  • An accountant who always provides excuses for not providing information.
  • Only receiving projections instead of the complete financial statements.
  • An unusual amount of credit notes being used repeatedly.
  • Suppliers that are being dealt with outside of the purchasing system.
  • Bank reconciliation which has unexplained balancing items.
  • Unusual transactions or documents, as well as staff who do not provide receipts or explanations for purchases on the company credit cards.
  • Sudden withdrawal of customers and/or suppliers.”

Those knowledgeable of events in Queensland (Australia) in 2013 would likely have heard of a fake Tahitian prince by the name of Joel Morehu-Barlow. He fraudulently siphoned off $16.69 million over a four-year period from Queensland Health – the single greatest fraud in the history of the state’s public sector.

Images of convicted and jailed fraudster Joel Morehu-Barlow, the fake Tahitian prince who stole from Queensland Health millions of dollars

For those who have not heard of the ‘Tahitian prince’, Barlow was a finance officer who used proceeds from his $16.69 million theft, to very publicly spend $1.13 million on travel and accommodation; $636,740 on Louis Vuitton products; and significant expenditure on extravagant parties, such as a birthday celebration at Brisbane’s Cloudland which alone cost in excess of $130,000. It was only once Barlow’s fraud was finally brought to justice in 2013: he was sentenced to 14 years in jail.

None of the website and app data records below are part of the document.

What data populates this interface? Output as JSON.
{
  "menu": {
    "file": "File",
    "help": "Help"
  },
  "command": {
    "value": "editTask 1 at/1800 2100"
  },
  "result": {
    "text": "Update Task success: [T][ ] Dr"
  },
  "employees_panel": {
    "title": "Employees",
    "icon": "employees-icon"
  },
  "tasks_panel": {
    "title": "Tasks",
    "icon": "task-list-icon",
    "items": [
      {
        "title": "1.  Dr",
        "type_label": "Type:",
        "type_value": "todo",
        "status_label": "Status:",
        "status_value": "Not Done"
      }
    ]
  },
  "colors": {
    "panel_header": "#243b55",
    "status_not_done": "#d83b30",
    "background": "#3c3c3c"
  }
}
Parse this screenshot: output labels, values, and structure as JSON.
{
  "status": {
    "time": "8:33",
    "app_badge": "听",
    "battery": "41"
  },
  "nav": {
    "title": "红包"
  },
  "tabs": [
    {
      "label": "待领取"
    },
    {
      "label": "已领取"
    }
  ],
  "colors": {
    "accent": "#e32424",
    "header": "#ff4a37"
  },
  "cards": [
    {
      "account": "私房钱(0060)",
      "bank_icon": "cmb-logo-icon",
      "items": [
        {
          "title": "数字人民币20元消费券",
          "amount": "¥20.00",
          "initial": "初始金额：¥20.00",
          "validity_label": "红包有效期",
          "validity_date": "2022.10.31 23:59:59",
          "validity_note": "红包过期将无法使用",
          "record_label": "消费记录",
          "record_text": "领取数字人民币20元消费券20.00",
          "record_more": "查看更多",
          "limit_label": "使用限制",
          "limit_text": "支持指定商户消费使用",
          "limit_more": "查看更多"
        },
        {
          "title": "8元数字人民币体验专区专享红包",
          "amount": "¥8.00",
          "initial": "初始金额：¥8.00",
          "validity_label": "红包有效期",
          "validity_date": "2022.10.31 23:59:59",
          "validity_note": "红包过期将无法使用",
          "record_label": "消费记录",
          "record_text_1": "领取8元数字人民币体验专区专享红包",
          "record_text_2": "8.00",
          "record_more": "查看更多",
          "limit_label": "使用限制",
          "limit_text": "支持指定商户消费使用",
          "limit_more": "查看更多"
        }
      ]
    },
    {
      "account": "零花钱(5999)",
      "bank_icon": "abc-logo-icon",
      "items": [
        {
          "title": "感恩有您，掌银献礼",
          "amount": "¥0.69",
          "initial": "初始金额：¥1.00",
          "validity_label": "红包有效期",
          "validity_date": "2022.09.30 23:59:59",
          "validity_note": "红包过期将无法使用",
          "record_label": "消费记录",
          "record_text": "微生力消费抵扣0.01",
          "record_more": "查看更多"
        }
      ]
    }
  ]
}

According to Killoran & Chamberlin in their recent Courier-Mail article, Barlow was eligible for parole from December 2016 but was rejected in his parole application in February of this year. He was barred from making a new application for six months but will soon reach the date where he can apply again. The ease in which Barlow was able to siphon off large chunks of public money, whilst passing himself off as a Tahitian prince to explain his big-spending lifestyle, is to this day a huge stain on all concerned.

A September 2013 Crime and Misconduct Commission Report presented findings that Barlow’s large thefts could have been avoided in the early days when the fraudulent activities were relatively small, not to mention pre-employment screening would have found he lied about his qualifications and was in fact wanted for questioning in relation to fraud with an earlier employer in New Zealand.

What is clear from the Barlow example is that fraud can impact even the very largest of organisations, even a State Government department. Fraud avoidance in businesses of all sizes relies upon a system of safeguards and culture of welcoming reporting (or whistleblowing), without any fear of retribution.

Sources:

  1. Crime & Misconduct Commission. (2013, September n.d.). Fraud, financial management and accountability in the Queensland public sector – An examination of how a $16.69 million fraud was committed on Queensland Health. Retrieved from http://bit.ly/2iEbMCI
  2. Killoran & Chamberlin. (2017, August 24). Fake prince Joel Morehu-Barlow may be released by Christmas. The Courier Mail. Retrieved from http://bit.ly/2vzSlx1
  3. KPMG. (2017, January 25). KPMG survey reveals surge in fraud in Australia. Retrieved from http://bit.ly/2wG8O6o